Q: I really don't understand water law here in Colorado. Supposedly the house that I am buying comes with "water rights" but no one can tell me what that means.
A: There are a number of ways to own water in Colorado - direct flow rights, contract rights, or stock in a company that actually owns the water (usually a ditch company).
The traditional way to acquire water ownership is to divert water from a surface source and apply the water to a "beneficial use." Of course, many others want to do the same thing, so under the "Colorado Doctrine" the first to divert and use our state's "liquid gold" gets the right to use it again. Thereafter a pecking order is established so the next user gets to access the water, etc. going down the line until the water runs out. Anyone still in line loses out since there is no more water left to distribute.
The positions in line were judicially determined back in the late 1960's in order to generally eliminate disputes as to priority dates, diversion points, amount of water owned, type of use, etc.
These kinds of water rights can be bought and sold, but the Water Court in Greeley will determine how much water is still controlled. (Just because there is an adjudicated quantity that the owner has does not mean all of that water can be transferred. And if the water is moved, the court decides how much water must be left to protect the junior owners.) If part of it has not been used, the court also determines that the part not used has been abandoned and the owner loses the right to it.
So if the "water rights" involve surface water, the seller needs to show and transfer his or her rights in a judicial decree. But you also need to be certain that the amount of water listed in the decree has been properly used through the years. Otherwise, for the part that has been abandoned, you are paying money for nothing. A judicial proceeding in Greeley is necessary to determine how much water in the original decree is still available and transferable to you.

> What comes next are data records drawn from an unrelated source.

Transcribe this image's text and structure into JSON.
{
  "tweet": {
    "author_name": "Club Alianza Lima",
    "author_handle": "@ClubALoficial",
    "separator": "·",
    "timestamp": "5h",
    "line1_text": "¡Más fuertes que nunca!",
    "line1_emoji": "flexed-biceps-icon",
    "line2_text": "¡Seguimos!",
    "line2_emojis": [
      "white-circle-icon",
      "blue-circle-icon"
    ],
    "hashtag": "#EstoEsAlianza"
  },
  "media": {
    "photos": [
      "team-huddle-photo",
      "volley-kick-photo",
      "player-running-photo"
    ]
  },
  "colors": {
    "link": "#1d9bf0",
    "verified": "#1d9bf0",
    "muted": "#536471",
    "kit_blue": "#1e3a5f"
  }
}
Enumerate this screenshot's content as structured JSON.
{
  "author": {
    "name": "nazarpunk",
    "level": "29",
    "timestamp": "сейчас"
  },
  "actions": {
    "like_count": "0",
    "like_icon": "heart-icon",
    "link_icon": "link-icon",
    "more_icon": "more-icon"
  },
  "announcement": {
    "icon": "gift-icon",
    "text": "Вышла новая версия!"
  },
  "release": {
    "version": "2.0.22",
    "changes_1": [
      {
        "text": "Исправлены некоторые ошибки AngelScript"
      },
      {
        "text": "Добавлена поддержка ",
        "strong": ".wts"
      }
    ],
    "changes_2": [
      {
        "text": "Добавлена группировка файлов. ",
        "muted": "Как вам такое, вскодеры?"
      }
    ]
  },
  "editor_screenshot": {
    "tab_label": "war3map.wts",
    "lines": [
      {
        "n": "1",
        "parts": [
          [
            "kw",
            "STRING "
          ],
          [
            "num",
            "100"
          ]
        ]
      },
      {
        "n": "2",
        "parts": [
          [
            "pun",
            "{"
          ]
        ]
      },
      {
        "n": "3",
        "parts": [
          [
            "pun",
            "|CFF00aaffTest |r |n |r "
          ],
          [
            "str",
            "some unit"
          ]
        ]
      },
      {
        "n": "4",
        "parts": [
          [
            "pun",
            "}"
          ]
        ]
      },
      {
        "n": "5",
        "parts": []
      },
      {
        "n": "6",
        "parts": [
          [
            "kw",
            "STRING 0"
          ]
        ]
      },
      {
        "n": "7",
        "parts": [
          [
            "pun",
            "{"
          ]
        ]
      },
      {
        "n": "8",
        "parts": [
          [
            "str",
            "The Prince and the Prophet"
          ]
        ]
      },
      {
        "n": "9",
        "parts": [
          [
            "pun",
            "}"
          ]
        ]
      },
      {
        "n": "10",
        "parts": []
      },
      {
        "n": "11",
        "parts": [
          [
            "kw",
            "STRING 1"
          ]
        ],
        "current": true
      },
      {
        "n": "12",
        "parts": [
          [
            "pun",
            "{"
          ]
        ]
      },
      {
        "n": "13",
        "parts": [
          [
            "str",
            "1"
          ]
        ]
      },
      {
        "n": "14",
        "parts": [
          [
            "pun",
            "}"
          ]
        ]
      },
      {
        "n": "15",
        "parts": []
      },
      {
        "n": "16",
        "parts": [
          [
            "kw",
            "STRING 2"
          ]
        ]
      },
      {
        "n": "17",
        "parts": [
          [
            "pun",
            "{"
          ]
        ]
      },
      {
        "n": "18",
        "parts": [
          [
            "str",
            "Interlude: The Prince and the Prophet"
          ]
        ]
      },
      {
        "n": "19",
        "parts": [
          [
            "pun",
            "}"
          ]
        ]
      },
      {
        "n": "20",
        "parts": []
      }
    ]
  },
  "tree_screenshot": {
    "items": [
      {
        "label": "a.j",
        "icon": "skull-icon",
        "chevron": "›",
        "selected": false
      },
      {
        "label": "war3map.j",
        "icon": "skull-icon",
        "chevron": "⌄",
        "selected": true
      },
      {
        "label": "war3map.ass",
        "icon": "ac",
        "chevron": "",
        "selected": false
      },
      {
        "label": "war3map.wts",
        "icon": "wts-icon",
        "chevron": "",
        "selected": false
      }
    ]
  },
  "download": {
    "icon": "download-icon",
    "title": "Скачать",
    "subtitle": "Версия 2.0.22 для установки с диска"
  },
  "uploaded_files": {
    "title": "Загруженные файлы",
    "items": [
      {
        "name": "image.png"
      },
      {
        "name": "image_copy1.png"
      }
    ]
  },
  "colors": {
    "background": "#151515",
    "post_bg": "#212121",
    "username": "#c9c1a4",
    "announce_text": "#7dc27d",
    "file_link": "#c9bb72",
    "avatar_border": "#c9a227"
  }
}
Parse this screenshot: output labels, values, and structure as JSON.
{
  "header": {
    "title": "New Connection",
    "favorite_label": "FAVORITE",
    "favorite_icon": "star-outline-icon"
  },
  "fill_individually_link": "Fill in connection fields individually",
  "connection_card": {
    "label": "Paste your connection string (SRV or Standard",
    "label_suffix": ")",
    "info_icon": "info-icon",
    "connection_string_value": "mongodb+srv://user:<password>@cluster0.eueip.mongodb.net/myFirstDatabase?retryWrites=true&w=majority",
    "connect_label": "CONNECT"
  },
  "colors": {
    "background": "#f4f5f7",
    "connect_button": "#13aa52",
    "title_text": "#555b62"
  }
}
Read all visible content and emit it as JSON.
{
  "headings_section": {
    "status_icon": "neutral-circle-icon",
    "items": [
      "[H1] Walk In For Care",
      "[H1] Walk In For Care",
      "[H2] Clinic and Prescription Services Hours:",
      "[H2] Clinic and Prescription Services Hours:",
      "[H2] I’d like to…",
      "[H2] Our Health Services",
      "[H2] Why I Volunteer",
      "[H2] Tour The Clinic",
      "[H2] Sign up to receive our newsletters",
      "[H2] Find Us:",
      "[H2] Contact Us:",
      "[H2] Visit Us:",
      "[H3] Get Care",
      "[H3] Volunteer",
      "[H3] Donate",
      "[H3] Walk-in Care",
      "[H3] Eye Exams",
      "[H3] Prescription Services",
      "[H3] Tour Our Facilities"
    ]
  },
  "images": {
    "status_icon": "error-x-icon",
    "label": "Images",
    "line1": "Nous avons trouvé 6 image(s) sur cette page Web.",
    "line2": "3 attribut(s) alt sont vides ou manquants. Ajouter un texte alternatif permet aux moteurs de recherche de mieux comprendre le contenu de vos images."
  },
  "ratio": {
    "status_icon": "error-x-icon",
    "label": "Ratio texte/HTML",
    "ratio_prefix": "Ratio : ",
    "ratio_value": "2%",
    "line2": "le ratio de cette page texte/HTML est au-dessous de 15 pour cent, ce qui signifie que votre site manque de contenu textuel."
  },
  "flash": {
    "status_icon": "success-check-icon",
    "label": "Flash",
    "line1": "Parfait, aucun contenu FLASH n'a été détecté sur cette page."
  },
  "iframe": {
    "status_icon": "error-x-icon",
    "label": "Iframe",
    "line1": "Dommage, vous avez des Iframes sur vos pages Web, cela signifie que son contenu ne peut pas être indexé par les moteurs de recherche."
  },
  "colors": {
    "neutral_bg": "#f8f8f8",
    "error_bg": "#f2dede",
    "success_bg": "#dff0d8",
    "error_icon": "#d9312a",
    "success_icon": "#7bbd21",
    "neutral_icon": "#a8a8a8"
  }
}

Water ownership can also be acquired indirectly through "contract rights," i.e. the contractual right to receive a certain amount of water from an entity such as the government or a quasi-governmental organization. The Northern Colorado Water Conservancy District (locally called the Big-T or NCWCD) is such an organization. The ownership documents technically are not called stock (which is the last entity form discussed in this column) but are called "units." These units may be bought and sold but not everyone is entitled to be a player. To own Big-T, a person must, among other requirements, own land within the district capable of receiving water from the District, have other water ownership to support the number of units owned, and demonstrate a need for the amount of water being acquired. NCWCD water is "supplemental" water and through the federal enabling statutes cannot be an independent source.
Finally, a person can actually buy stock in a ditch company which actually owns the water. But most ditch companies require that the water be used somewhere in its ditch system. If it cannot, then your stock can be voided, even if it has already been paid for by you. Some companies will not permit a buyer to transfer water rights to another ditch company. There are many other prohibitions depending on the company. The bottom line is that the by-laws and regulations of each ditch company must be studied to find out what is being purchased before you put your money down.
The foregoing is a very, very basic overview and omits ground water. But as you can see, water interests are not a very fluid (bad pun) investment and need to be studied so it is known what is being purchased and if a fair price is being paid.